Could you copy every line of the data that contains "JSON"?

======== THE DATA

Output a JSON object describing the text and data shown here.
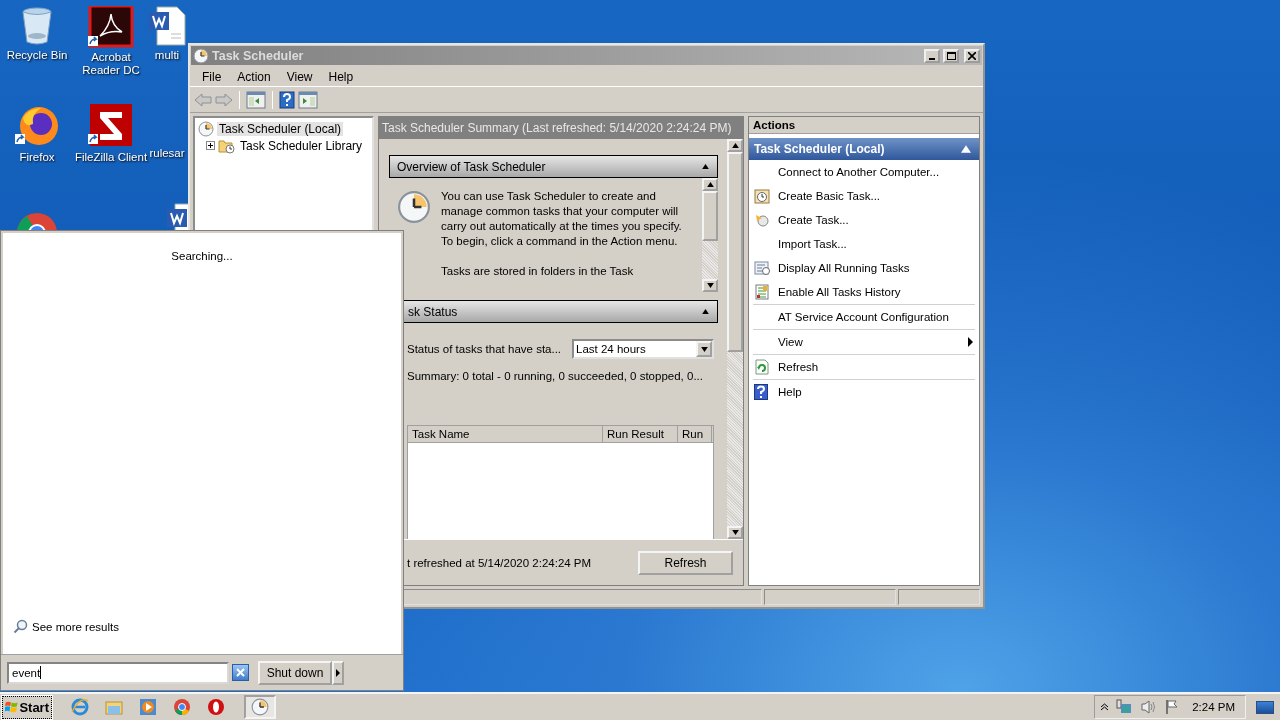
{
  "desktop": {
    "icons": [
      {
        "kind": "recycle",
        "label": "Recycle Bin"
      },
      {
        "kind": "acrobat",
        "label": "Acrobat Reader DC"
      },
      {
        "kind": "word",
        "label": "multi"
      },
      {
        "kind": "firefox",
        "label": "Firefox"
      },
      {
        "kind": "filezilla",
        "label": "FileZilla Client"
      },
      {
        "kind": "blank",
        "label": "rulesar"
      },
      {
        "kind": "chrome"
      },
      {
        "kind": "word"
      }
    ]
  },
  "window": {
    "title": "Task Scheduler",
    "menu": [
      "File",
      "Action",
      "View",
      "Help"
    ],
    "toolbar": [
      {
        "kind": "back",
        "disabled": true
      },
      {
        "kind": "forward",
        "disabled": true
      },
      {
        "kind": "tree",
        "disabled": false
      },
      {
        "kind": "help",
        "disabled": false
      },
      {
        "kind": "actions",
        "disabled": false
      }
    ],
    "tree": [
      {
        "label": "Task Scheduler (Local)",
        "selected": true,
        "children": [
          {
            "label": "Task Scheduler Library",
            "selected": false,
            "expanded": false
          }
        ]
      }
    ],
    "summary": {
      "header": "Task Scheduler Summary (Last refreshed: 5/14/2020 2:24:24 PM)",
      "overview": {
        "title": "Overview of Task Scheduler",
        "expanded": true,
        "paragraphs": [
          "You can use Task Scheduler to create and manage common tasks that your computer will carry out automatically at the times you specify. To begin, click a command in the Action menu.",
          "Tasks are stored in folders in the Task"
        ]
      },
      "task_status": {
        "title": "sk Status",
        "expanded": true,
        "filter_label": "Status of tasks that have sta...",
        "filter_value": "Last 24 hours",
        "summary": "Summary: 0 total - 0 running, 0 succeeded, 0 stopped, 0...",
        "columns": [
          "Task Name",
          "Run Result",
          "Run"
        ]
      },
      "refreshed": "t refreshed at 5/14/2020 2:24:24 PM",
      "refresh_button": "Refresh"
    },
    "actions": {
      "title": "Actions",
      "group": {
        "title": "Task Scheduler (Local)",
        "expanded": true
      },
      "items": [
        {
          "kind": "text",
          "label": "Connect to Another Computer..."
        },
        {
          "kind": "basic-task",
          "label": "Create Basic Task..."
        },
        {
          "kind": "task",
          "label": "Create Task..."
        },
        {
          "kind": "text",
          "label": "Import Task..."
        },
        {
          "kind": "running",
          "label": "Display All Running Tasks"
        },
        {
          "kind": "history",
          "label": "Enable All Tasks History"
        },
        {
          "kind": "separator"
        },
        {
          "kind": "text",
          "label": "AT Service Account Configuration"
        },
        {
          "kind": "separator"
        },
        {
          "kind": "submenu",
          "label": "View"
        },
        {
          "kind": "separator"
        },
        {
          "kind": "refresh",
          "label": "Refresh"
        },
        {
          "kind": "separator"
        },
        {
          "kind": "help",
          "label": "Help"
        }
      ]
    }
  },
  "start_menu": {
    "status": "Searching...",
    "more_results": "See more results",
    "search": {
      "value": "event"
    },
    "shutdown": "Shut down"
  },
  "taskbar": {
    "start": "Start",
    "quick_launch": [
      {
        "kind": "ie"
      },
      {
        "kind": "explorer"
      },
      {
        "kind": "media"
      },
      {
        "kind": "chrome"
      },
      {
        "kind": "opera"
      }
    ],
    "tasks": [
      {
        "kind": "clock",
        "selected": true
      }
    ],
    "time": "2:24 PM"
  }
}
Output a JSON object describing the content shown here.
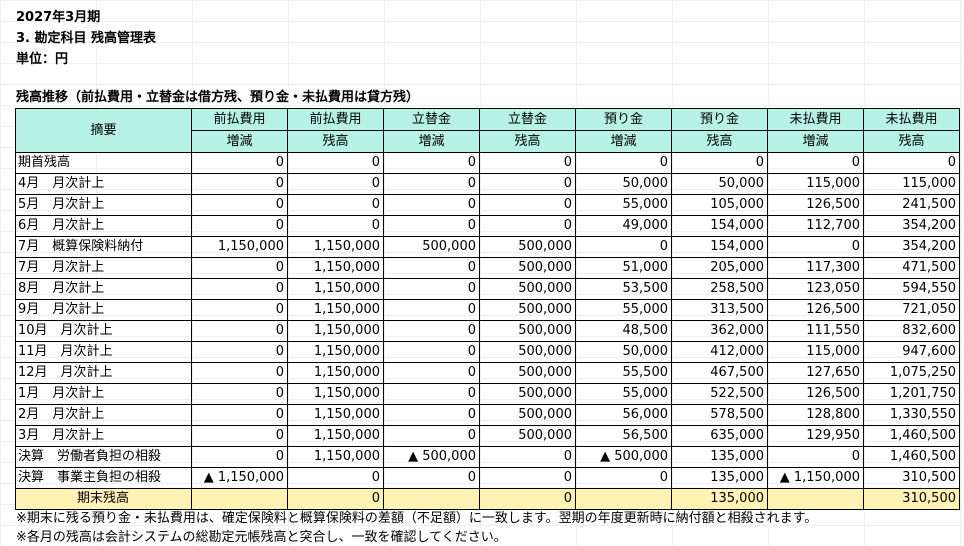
{
  "header": {
    "period": "2027年3月期",
    "title": "3. 勘定科目 残高管理表",
    "unit": "単位：円",
    "section": "残高推移（前払費用・立替金は借方残、預り金・未払費用は貸方残）"
  },
  "columns": [
    {
      "top": "摘要",
      "bottom": ""
    },
    {
      "top": "前払費用",
      "bottom": "増減"
    },
    {
      "top": "前払費用",
      "bottom": "残高"
    },
    {
      "top": "立替金",
      "bottom": "増減"
    },
    {
      "top": "立替金",
      "bottom": "残高"
    },
    {
      "top": "預り金",
      "bottom": "増減"
    },
    {
      "top": "預り金",
      "bottom": "残高"
    },
    {
      "top": "未払費用",
      "bottom": "増減"
    },
    {
      "top": "未払費用",
      "bottom": "残高"
    }
  ],
  "rows": [
    [
      "期首残高",
      "0",
      "0",
      "0",
      "0",
      "0",
      "0",
      "0",
      "0"
    ],
    [
      "4月　月次計上",
      "0",
      "0",
      "0",
      "0",
      "50,000",
      "50,000",
      "115,000",
      "115,000"
    ],
    [
      "5月　月次計上",
      "0",
      "0",
      "0",
      "0",
      "55,000",
      "105,000",
      "126,500",
      "241,500"
    ],
    [
      "6月　月次計上",
      "0",
      "0",
      "0",
      "0",
      "49,000",
      "154,000",
      "112,700",
      "354,200"
    ],
    [
      "7月　概算保険料納付",
      "1,150,000",
      "1,150,000",
      "500,000",
      "500,000",
      "0",
      "154,000",
      "0",
      "354,200"
    ],
    [
      "7月　月次計上",
      "0",
      "1,150,000",
      "0",
      "500,000",
      "51,000",
      "205,000",
      "117,300",
      "471,500"
    ],
    [
      "8月　月次計上",
      "0",
      "1,150,000",
      "0",
      "500,000",
      "53,500",
      "258,500",
      "123,050",
      "594,550"
    ],
    [
      "9月　月次計上",
      "0",
      "1,150,000",
      "0",
      "500,000",
      "55,000",
      "313,500",
      "126,500",
      "721,050"
    ],
    [
      "10月　月次計上",
      "0",
      "1,150,000",
      "0",
      "500,000",
      "48,500",
      "362,000",
      "111,550",
      "832,600"
    ],
    [
      "11月　月次計上",
      "0",
      "1,150,000",
      "0",
      "500,000",
      "50,000",
      "412,000",
      "115,000",
      "947,600"
    ],
    [
      "12月　月次計上",
      "0",
      "1,150,000",
      "0",
      "500,000",
      "55,500",
      "467,500",
      "127,650",
      "1,075,250"
    ],
    [
      "1月　月次計上",
      "0",
      "1,150,000",
      "0",
      "500,000",
      "55,000",
      "522,500",
      "126,500",
      "1,201,750"
    ],
    [
      "2月　月次計上",
      "0",
      "1,150,000",
      "0",
      "500,000",
      "56,000",
      "578,500",
      "128,800",
      "1,330,550"
    ],
    [
      "3月　月次計上",
      "0",
      "1,150,000",
      "0",
      "500,000",
      "56,500",
      "635,000",
      "129,950",
      "1,460,500"
    ],
    [
      "決算　労働者負担の相殺",
      "0",
      "1,150,000",
      "▲ 500,000",
      "0",
      "▲ 500,000",
      "135,000",
      "0",
      "1,460,500"
    ],
    [
      "決算　事業主負担の相殺",
      "▲ 1,150,000",
      "0",
      "0",
      "0",
      "0",
      "135,000",
      "▲ 1,150,000",
      "310,500"
    ]
  ],
  "total_row": [
    "期末残高",
    "",
    "0",
    "",
    "0",
    "",
    "135,000",
    "",
    "310,500"
  ],
  "notes": [
    "※期末に残る預り金・未払費用は、確定保険料と概算保険料の差額（不足額）に一致します。翌期の年度更新時に納付額と相殺されます。",
    "※各月の残高は会計システムの総勘定元帳残高と突合し、一致を確認してください。"
  ],
  "colors": {
    "header_fill": "#b7f3e4",
    "total_fill": "#fff2b3"
  }
}
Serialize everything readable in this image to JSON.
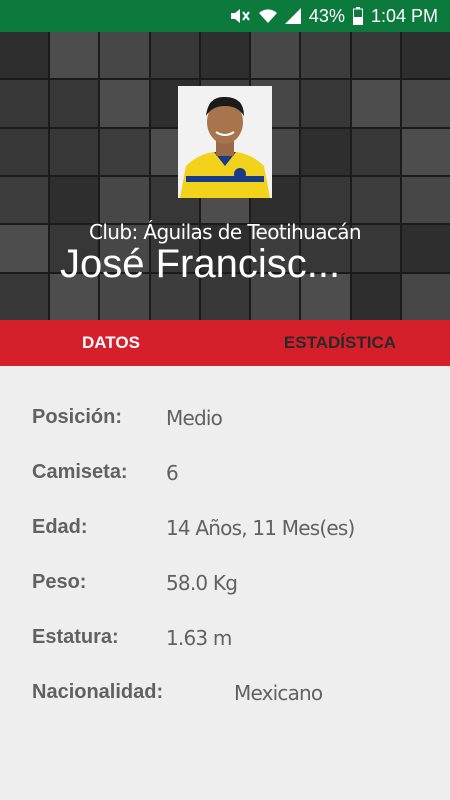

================

• _TASK ANSWER_:
Output a JSON object describing the text and data shown here.
Output a JSON object describing the content shown here.
Serialize everything readable in this image to JSON.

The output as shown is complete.